Initially, we note that Reid has waived appellate review of all of his claims except his claim that his right of access to the courts has been impeded, because he did not file specific objections to the magistrate judge's report. This court requires litigants to file specific and timely objections to a magistrate judge's report and recommendation under 28 U.S.C. § 636(b) (1) (C) in order to preserve the right to appeal a subsequent order of the district court adopting and approving that report. See Thomas v. Arn, 474 U.S. 140, 155 (1985); Willis v. Sullivan, 931 F.2d 390, 400-01 (6th Cir. 1991). Where a magistrate judge prepares a report and recommendation, only those issues to which specific objections are filed are reviewable upon adoption of the report. See Smith v. Detroit Fed'n of Teachers, 829 F.2d 1370, 1373 (6th Cir. 1987).

This court reviews only Reid's access to the courts claim because Reid did not file specific objections to the magistrate judge's report regarding the remaining claims. A general objection to the entire report does not preserve a party's right to appeal. See Howard v. Secretary of Health & Human Servs., 932 F.2d 505, 508-09 (6th Cir. 1991). A general objection essentially amounts to no objections at all. Id. at 509. Where only general objections are filed, the district court's attention is not focused on any specific issue for review, thereby making the initial reference to the magistrate judge's report useless. Id ; see also United States v. Walters, 638 F.2d 947, 950 (6th Cir. 1981).

Except for the right of access issue, Reid's objections constitute general objections to the magistrate judge's report. On the first page of his objections in the title section, Reid states that the magistrate judge's report "was based on flawed and incomplete information." However, the document does not contain any explanation of what information was flawed or incomplete. At best, the document presents only general and conclusory objections because no specific contentions are presented. Therefore, Reid has not filed specific objections to the magistrate judge's report as to his remaining claims, and thus, has not preserved his right to appeal. No exception in the interest of justice is warranted in this case as no extenuating circumstances exist and the remaining claims lack merit. See Kent v. Johnson, 821 F.2d 1220, 1223 (6th Cir. 1987).

Upon review, we conclude that the district court did not abuse its discretion when it dismissed Reid's access to the courts claim as frivolous. Denton v. Hernandez, 112 S. Ct. 1728, 1734 (1992). It is well established that the federal constitution guarantees incarcerated persons a right of access to the courts. See Bounds v. Smith, 430 U.S. 817, 822 (1977). In providing access to the courts to incarcerated persons, states are "required to provide affirmative assistance in the preparation of legal papers in cases involving constitutional rights and other civil rights actions related to their incarceration." See John L. v. Adams, 969 F.2d 228, 235 (6th Cir. 1992). Moreover, "states may not erect barriers that impede the right of access of incarcerated persons." Id.

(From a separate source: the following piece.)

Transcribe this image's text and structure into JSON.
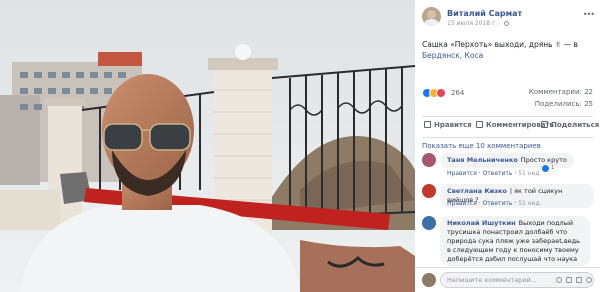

Reid admitted to having filed two actions since his confinement in a state institution, thus, reflecting access to adequate postage and a typewriter. Also, we observe that Reid had access to a typewriter when he prepared his complaint in the present action. Thus, no abuse of discretion occurred when the district court dismissed Reid's access to the courts claim as frivolous.

For the foregoing reasons, the request for counsel is denied, the motion for an emergency injunction is denied, and the district court's order is affirmed. Rule 9(b) (3), Rules of the Sixth Circuit.


The Honorable Donald P. Lay, U.S. Circuit Judge for the Eighth Circuit, sitting by designation